Narcissistic individuals tend to project a haughty persona. They do this whether they’re the more “vulnerable” (i.e. neurotic) or “grandiose” (i.e. character disturbed) type of narcissist. But whether the lofty image they put forth is an unconsiously constructed facade compensating for feelings of inadequacy or is rooted in a conscious but nearly delusional over-assessment of their self-worth, sometimes life circumstances can deal that image a major blow. And when such a narcissistic injury (other professionals prefer the terms “wound” or “insult”) occurs, the “meltdown” that can happen in the aftermath is never pretty.
Classical psychology paradigms teach that the two prime ways narcissists handle insults to their self-image (i.e. reality and situationally-based challenges to their delusions of grandeur) are through denial and projection – denial being construed as the very primitive and unconscious ego defense mechanism by which folks block out of their conscious awareness what would be too anxiety-evoking or emotionally painful to accept, and projection being the nearly equally primitive defense mechanism by which folks attribute to other people, places, and things motives, behaviors, or feelings they find too anxiety-evoking or emotionally painful to accept about themselves. As I have long insisted in my books and other writings, these classical interpretations have their limits of validity and applicability, especially when it comes to the character disturbed. Nevertheless, the behaviors described above are well-known to anyone who’s ever had to deal with a narcissistic person. And as disturbing as the behaviors are in themselves, the frequent fallout from them is often even more disturbing.
Perhaps nothing is as frustrating as trying to “get through” to someone who simply won’t hear what you have to say. You can use example after example or make point after point trying to get them to see something that seems as obvious as the nose on your face and the narcissist simply won’t concede. When what you have to say challenges the grandiose image they have of themselves, they simply won’t give it any validity. And this is not usually because they have so much anxiety or are in such conflict of conscience over matters that they simply can’t bear the truth. Rather, it’s their defiant attitude toward anything but the truth as they insist on seeing it and their determination to maintain both the image they’ve constructed and the position of superiority they believe they deserve that motivates them to resist accepting what they actually know to be the real truth. This is the difference between really being in the psychological state of denial as opposed to engaging in denial as a tactic of impressiona management, image maintenance, and responsibility avoidance (I have a lot more to say on this topic in my books In Sheep’s Clothing, Character Disturbance, and The Judas Syndrome as well as several articles here on the blog including: Denial – What It Is and What It Isn’t, Traditional Therapy Biases and “Denial”, Denial – Manipulation Tactic 4, and “Denial” Top 5 Misused Psychology Terms – Part 1). But sometimes the reality of circumstances, and especially of someone’s failure, becomes too patently self-evident for a narcissist to successfully deny. And that’s when things with them can get really dicey.

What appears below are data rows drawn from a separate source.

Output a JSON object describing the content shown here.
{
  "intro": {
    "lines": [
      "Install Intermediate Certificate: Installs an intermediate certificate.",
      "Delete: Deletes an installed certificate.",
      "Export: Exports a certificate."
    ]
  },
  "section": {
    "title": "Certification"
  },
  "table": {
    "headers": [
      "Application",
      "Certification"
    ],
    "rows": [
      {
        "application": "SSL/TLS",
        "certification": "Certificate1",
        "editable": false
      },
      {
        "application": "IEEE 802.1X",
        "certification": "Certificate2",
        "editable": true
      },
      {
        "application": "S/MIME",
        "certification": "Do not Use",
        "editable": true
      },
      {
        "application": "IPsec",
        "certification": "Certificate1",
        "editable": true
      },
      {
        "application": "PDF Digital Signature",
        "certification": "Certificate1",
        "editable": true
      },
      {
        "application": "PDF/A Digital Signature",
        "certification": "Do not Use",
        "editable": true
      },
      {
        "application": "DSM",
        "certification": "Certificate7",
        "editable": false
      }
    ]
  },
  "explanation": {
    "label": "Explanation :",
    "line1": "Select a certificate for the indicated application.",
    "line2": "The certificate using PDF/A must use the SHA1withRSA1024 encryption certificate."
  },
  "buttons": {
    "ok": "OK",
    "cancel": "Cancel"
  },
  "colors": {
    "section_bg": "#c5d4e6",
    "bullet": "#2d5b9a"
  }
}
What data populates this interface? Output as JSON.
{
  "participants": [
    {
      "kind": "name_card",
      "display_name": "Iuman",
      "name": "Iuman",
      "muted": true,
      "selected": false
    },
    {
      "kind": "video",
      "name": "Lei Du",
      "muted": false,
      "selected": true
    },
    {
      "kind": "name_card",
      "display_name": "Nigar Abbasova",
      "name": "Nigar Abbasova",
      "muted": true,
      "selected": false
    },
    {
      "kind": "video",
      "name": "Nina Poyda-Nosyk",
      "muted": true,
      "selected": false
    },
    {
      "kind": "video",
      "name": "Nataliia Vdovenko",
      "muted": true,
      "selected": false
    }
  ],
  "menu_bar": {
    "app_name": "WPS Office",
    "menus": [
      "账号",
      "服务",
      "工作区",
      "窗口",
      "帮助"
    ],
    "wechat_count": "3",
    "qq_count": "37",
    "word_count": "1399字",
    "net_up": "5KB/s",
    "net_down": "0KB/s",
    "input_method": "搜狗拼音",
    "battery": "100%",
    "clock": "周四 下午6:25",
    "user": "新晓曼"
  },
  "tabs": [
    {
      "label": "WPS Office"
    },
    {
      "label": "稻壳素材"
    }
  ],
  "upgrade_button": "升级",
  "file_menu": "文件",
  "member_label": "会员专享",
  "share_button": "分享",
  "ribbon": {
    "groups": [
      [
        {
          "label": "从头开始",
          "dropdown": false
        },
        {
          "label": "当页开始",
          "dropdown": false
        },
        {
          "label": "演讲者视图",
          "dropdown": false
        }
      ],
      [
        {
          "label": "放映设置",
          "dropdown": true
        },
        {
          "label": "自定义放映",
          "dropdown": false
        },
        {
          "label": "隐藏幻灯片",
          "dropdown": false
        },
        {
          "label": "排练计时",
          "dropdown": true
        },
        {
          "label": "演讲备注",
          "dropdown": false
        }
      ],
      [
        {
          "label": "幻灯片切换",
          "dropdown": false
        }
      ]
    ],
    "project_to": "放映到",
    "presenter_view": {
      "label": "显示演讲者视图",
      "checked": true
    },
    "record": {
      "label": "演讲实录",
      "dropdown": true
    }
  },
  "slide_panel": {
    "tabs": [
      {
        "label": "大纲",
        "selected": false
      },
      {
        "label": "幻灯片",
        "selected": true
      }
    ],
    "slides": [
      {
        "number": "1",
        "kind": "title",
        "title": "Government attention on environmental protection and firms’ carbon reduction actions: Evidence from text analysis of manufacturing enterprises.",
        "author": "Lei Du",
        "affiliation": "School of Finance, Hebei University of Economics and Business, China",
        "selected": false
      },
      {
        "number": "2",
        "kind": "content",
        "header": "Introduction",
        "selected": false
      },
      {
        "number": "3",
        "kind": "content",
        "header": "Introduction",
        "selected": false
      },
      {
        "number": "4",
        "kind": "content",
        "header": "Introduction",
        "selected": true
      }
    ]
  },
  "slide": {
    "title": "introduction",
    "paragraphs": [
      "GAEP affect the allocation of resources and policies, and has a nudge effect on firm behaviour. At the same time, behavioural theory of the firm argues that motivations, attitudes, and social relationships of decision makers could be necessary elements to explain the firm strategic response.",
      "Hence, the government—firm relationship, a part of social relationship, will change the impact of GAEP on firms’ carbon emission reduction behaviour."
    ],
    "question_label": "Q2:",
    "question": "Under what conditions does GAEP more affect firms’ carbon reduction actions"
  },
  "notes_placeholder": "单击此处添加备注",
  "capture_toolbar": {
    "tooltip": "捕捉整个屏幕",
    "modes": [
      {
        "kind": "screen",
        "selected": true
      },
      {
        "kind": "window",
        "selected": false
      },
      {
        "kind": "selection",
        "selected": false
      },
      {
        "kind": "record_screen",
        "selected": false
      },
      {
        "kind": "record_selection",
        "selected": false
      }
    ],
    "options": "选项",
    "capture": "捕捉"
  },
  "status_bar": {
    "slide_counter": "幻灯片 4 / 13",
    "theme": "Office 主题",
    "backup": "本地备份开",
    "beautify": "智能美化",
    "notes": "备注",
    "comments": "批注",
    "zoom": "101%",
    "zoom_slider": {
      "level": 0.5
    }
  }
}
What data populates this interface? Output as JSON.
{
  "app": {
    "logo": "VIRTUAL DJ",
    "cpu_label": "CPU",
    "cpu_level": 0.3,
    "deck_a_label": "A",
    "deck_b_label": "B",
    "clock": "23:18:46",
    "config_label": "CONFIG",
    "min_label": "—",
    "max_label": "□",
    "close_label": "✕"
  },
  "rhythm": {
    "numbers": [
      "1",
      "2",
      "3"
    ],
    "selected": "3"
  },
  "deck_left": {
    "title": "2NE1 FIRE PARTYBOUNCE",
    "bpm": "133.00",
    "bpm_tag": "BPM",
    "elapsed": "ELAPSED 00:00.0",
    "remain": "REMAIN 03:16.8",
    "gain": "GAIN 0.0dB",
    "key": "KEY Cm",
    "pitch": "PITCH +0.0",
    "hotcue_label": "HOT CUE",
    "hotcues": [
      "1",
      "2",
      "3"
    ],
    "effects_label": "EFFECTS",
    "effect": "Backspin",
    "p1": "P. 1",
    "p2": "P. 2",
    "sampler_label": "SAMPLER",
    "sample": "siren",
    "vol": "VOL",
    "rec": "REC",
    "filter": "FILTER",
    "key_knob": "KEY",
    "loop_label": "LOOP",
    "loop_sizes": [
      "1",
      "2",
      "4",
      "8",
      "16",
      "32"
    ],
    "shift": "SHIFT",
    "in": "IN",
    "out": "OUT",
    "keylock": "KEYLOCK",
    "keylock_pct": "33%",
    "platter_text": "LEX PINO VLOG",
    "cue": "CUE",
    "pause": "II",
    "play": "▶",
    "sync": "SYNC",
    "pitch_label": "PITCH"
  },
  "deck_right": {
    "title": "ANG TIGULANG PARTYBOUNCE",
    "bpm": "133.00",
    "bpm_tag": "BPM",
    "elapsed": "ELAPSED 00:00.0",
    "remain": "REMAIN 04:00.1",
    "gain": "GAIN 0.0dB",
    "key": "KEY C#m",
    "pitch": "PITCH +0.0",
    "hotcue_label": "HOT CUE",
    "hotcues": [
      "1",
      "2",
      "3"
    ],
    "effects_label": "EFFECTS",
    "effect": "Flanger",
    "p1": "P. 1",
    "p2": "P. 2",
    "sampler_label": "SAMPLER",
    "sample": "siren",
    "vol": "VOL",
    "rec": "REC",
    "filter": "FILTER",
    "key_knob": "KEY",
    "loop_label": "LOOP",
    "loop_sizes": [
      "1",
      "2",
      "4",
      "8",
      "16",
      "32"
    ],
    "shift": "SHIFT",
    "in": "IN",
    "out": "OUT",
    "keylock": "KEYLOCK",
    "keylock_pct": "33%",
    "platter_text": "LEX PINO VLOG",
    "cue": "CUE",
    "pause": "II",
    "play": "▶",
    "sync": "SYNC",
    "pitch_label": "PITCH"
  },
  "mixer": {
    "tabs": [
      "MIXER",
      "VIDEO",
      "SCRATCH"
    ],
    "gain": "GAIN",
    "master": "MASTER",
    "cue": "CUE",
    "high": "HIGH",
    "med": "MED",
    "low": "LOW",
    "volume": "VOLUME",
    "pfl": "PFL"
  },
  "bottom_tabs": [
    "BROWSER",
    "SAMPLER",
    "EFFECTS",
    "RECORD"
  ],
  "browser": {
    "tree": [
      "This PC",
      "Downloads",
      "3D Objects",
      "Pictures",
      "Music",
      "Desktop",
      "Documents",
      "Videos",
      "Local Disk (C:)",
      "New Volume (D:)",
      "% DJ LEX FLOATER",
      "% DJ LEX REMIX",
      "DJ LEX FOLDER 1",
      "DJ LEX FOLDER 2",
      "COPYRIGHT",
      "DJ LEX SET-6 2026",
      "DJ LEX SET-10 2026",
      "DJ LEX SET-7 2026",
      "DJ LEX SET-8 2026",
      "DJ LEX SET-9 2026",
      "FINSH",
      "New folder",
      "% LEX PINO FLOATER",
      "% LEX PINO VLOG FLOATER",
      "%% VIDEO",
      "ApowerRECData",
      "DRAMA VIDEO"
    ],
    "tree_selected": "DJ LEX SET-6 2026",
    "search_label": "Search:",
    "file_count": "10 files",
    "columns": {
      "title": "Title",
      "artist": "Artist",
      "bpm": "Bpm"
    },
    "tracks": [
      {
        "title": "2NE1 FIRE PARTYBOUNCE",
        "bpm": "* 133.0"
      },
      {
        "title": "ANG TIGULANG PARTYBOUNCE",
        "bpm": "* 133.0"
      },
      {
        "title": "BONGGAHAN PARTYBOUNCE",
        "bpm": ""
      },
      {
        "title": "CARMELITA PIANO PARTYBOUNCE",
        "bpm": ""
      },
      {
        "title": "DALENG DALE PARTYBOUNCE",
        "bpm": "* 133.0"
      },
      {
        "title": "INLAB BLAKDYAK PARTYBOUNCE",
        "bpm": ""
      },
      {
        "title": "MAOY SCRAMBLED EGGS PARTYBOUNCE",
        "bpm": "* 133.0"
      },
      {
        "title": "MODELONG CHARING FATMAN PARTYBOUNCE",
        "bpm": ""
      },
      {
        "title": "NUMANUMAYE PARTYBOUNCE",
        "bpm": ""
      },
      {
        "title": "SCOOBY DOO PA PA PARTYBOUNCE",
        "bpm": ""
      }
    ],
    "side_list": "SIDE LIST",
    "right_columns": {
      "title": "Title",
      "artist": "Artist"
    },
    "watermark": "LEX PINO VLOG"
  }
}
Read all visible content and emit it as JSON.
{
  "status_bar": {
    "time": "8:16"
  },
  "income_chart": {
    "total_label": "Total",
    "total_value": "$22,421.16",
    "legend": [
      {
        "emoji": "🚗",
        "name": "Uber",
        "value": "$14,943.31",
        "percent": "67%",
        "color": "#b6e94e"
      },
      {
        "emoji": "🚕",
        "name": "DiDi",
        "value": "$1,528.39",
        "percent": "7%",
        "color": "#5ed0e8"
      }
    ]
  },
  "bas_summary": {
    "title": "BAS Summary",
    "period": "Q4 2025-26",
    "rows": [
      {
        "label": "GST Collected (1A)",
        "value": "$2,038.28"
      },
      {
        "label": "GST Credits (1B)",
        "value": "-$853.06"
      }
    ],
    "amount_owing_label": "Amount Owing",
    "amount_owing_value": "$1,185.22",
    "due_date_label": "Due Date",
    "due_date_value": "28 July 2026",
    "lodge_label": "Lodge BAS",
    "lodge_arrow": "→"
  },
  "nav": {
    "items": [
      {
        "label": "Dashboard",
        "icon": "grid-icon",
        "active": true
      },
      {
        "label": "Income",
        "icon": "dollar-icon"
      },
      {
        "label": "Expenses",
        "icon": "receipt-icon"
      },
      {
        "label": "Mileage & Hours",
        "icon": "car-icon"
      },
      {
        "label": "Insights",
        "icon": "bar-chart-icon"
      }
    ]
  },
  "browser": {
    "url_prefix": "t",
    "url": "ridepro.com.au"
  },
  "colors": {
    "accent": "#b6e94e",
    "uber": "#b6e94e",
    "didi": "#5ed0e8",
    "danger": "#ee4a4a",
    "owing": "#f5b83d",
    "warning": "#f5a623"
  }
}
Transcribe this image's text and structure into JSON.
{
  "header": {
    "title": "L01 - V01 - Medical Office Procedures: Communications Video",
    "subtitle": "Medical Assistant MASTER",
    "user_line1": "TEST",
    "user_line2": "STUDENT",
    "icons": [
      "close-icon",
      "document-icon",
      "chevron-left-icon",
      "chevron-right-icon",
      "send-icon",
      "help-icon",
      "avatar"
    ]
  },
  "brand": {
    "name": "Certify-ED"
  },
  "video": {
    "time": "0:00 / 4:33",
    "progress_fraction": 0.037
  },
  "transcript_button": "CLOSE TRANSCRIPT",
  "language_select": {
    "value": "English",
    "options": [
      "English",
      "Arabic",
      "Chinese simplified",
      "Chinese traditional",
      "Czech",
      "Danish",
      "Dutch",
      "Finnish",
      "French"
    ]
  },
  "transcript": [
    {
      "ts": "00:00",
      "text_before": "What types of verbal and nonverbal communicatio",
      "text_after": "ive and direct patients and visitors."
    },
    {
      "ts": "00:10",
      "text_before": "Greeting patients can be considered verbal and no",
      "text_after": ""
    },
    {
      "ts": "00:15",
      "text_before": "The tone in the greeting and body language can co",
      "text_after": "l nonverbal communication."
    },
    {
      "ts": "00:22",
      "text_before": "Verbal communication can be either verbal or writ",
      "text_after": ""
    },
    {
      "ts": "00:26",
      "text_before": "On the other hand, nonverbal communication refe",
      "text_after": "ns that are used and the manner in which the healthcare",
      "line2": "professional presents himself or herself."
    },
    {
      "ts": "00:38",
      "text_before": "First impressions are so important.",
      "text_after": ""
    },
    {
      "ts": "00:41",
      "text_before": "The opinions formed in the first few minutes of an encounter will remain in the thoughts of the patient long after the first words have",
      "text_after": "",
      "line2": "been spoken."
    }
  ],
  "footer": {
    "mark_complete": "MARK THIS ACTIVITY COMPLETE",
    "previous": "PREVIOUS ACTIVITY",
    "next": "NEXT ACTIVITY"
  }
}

Narcissists will do almost anything to preserve their grandiose self-image. So when circumstances make it all-too-clear that they’re not as great as they claim and also that it’s folly to try and deny it, they will reliably blame everyone and anything else. If they didn’t attribute fault to others, “bad luck,” or various other circumstances, they’d have to fault themselves and reckon with their illsions. And that’s not only unpalatable but also necessarily a lot more work than the “entitled” among us are generally attitudinally prepared to do. And depending on how serious a mess they made of things, and how image-shattering and depressing it would be to admit their shortcomings and failures, when they vent their rage it can have profoundly serious consequences to those upon whom it is directed.
Those who’ve been victims of narcissistic rage (prompted by narcissistic insult) know very well how brutish, bullying, and cruel a “wounded” narcissist can be. In next week’s post I’ll be sharing an example or two. I’ll also be presenting some vignettes in which this kind of behavior was confronted, once with a modicum of success, and the other time with none. Anyone wanting to provide examples they think would be helpful for me to share with the readers (in abridged form) can do so by sending their stories along through the “Contact Dr. Simon” feature.
Character Matters will again be a live program this Sunday evening at 7 pm Eastern (4 pm Pacific) time, so I can take your phone calls.